“Another reason for going,” Milgrim was saying, “is I have to be in New York next week anyway, for a sales convention. So this’ll give us a chance to straighten out the story in New York and at Webster. I don’t want to tell you how to write your script, of course. But I usually have a few ideas—a few short cuts, call them that,” he added modestly. “Manley, I hate to bear down on you so hard, but that’s the picture business. I’ve got to count on you to come up with that line by the time we huddle in New York.”
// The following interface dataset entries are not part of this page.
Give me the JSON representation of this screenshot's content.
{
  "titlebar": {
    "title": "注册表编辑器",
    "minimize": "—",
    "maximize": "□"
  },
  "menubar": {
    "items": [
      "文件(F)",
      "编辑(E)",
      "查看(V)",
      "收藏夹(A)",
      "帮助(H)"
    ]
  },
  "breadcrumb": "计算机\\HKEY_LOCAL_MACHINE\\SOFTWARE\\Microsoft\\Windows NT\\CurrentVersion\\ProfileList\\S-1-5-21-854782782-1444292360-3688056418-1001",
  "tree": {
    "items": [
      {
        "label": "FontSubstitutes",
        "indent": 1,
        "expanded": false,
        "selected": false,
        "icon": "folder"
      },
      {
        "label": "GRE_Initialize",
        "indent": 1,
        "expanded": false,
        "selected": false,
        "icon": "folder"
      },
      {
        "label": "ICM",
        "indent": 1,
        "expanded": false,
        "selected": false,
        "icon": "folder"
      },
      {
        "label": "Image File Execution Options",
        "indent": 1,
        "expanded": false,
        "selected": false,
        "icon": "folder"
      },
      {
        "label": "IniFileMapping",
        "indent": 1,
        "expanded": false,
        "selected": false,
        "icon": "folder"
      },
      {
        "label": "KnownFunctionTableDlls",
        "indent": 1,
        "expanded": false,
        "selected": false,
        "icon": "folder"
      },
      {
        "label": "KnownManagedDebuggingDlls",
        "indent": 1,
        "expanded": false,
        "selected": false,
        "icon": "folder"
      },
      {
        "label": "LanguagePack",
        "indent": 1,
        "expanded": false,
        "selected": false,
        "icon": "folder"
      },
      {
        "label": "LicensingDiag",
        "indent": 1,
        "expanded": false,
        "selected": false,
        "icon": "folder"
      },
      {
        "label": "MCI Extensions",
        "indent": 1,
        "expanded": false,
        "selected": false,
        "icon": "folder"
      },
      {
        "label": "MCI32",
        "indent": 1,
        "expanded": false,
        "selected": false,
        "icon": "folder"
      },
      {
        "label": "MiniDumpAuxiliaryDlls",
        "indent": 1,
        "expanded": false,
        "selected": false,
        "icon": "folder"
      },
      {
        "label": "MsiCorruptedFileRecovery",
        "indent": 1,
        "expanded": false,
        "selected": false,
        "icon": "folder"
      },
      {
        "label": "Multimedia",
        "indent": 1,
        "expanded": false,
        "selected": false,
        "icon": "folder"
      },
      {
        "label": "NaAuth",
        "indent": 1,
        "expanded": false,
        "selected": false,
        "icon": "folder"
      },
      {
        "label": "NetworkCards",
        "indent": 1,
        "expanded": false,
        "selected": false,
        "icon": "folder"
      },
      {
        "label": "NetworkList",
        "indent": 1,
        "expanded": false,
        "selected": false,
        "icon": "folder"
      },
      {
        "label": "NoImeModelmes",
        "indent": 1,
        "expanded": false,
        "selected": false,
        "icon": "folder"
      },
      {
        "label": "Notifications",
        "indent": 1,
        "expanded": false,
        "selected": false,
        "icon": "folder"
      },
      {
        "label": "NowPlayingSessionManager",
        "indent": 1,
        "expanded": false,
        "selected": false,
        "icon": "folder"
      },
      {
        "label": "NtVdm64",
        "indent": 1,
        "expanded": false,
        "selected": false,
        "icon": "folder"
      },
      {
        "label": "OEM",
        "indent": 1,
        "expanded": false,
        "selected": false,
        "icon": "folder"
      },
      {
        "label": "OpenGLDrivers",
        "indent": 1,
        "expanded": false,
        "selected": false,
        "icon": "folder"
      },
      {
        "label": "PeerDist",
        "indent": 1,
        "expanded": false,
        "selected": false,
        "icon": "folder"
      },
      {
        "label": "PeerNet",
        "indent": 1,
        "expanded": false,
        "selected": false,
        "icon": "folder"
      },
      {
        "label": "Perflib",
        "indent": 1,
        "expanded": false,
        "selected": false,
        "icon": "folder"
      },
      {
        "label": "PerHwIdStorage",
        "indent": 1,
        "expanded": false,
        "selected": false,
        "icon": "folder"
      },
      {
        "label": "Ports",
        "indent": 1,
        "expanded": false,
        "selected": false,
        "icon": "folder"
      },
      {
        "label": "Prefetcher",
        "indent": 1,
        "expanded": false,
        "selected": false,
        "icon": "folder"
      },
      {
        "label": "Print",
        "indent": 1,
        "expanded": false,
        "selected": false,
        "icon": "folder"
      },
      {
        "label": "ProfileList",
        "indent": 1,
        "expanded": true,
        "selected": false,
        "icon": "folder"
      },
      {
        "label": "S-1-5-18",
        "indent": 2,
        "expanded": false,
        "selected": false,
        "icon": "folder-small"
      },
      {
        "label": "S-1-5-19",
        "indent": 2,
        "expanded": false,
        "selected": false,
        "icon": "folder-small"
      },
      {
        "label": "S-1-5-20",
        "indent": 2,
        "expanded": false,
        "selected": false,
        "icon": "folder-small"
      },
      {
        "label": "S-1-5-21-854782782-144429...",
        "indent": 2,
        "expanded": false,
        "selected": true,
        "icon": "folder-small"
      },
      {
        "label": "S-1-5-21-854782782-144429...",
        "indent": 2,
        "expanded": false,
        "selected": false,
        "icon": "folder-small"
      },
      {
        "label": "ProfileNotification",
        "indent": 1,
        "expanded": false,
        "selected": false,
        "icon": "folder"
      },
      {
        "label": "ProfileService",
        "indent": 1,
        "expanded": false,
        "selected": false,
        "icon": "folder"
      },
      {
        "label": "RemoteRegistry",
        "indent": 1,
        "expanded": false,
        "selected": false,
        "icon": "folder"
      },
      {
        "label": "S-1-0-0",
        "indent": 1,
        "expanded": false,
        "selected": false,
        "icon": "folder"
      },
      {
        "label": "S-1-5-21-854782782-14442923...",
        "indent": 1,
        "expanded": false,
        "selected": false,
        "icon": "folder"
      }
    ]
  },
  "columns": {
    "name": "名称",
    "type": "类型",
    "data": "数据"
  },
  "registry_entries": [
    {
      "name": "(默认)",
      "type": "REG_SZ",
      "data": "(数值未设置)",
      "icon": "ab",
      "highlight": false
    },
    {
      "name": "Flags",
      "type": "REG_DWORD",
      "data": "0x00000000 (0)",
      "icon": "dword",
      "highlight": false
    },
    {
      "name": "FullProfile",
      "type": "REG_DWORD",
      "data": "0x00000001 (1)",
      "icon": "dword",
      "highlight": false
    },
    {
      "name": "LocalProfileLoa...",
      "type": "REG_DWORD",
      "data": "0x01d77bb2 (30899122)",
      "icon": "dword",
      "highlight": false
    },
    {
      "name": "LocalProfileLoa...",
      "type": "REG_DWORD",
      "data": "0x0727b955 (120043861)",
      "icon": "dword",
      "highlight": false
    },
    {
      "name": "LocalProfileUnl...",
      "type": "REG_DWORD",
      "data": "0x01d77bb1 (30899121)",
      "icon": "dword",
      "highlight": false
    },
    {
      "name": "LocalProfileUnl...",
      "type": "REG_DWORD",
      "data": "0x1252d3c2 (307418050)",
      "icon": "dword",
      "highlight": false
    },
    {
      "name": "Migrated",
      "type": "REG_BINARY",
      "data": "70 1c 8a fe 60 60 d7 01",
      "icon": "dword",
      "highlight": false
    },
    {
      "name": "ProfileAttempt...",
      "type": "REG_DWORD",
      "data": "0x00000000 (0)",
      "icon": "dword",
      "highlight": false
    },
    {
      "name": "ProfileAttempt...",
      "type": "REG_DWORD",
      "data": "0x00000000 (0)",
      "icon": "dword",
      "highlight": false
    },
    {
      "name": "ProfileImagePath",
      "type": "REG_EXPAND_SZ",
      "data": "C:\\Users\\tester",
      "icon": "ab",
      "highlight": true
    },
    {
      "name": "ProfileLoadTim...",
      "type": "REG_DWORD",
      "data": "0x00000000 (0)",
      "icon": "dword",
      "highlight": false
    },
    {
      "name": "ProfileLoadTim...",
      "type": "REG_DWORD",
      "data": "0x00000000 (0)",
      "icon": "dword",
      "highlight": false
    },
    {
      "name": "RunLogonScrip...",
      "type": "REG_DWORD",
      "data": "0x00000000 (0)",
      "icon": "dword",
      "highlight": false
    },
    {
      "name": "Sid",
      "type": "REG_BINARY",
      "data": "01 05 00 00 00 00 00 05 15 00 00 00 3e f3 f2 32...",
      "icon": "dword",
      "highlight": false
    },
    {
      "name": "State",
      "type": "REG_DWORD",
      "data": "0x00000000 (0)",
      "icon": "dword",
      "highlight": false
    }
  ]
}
As if to cut off any possible escape, Milgrim called Peggy in and told her to reserve transportation and a suite for them at the Waldorf. Halliday had an impulse to repeat his protest, to insist on remaining behind, flatly to refuse to accompany an expedition in which he could see no possible usefulness, and about which he actually felt a gnawing fear. But he was able to brush the impulse aside as mere neuroticism. All right, he’d go. Halliday, the good soldier. For these few weeks he’d move at Milgrim’s command. But then, by God, he’d show them. He’d show the doubters and the scoffers and those who, worst of all, had forgotten him entirely. He would be his own man again, with his own book. And it would be a book. As he sat there in Milgrim’s office, resigned to a tedious journey, his confidence grew. There would be ten dark weeks, but he’d get through somehow.
Still another story conference was gathering as Shep and Manley Halliday walked out together. “For a minute there I was afraid you were going to talk him out of it,” Shep said. “I hope you don’t mind going too much. I think we’ll have a swell trip.”
There are times, Halliday was thinking, when a young man, any young man, seems repulsively healthy to an old man of forty.
At times, Shep was thinking, his face looks as cold as stone and his eyes look three days dead.
Halliday’s voice seemed to escape in thin wisps from a deep hollow: “Son, I never like to dampen enthusiasm. But I made this swell trip twenty-three years ago.”
Published as The Disenchanted by Budd Schulberg (1950).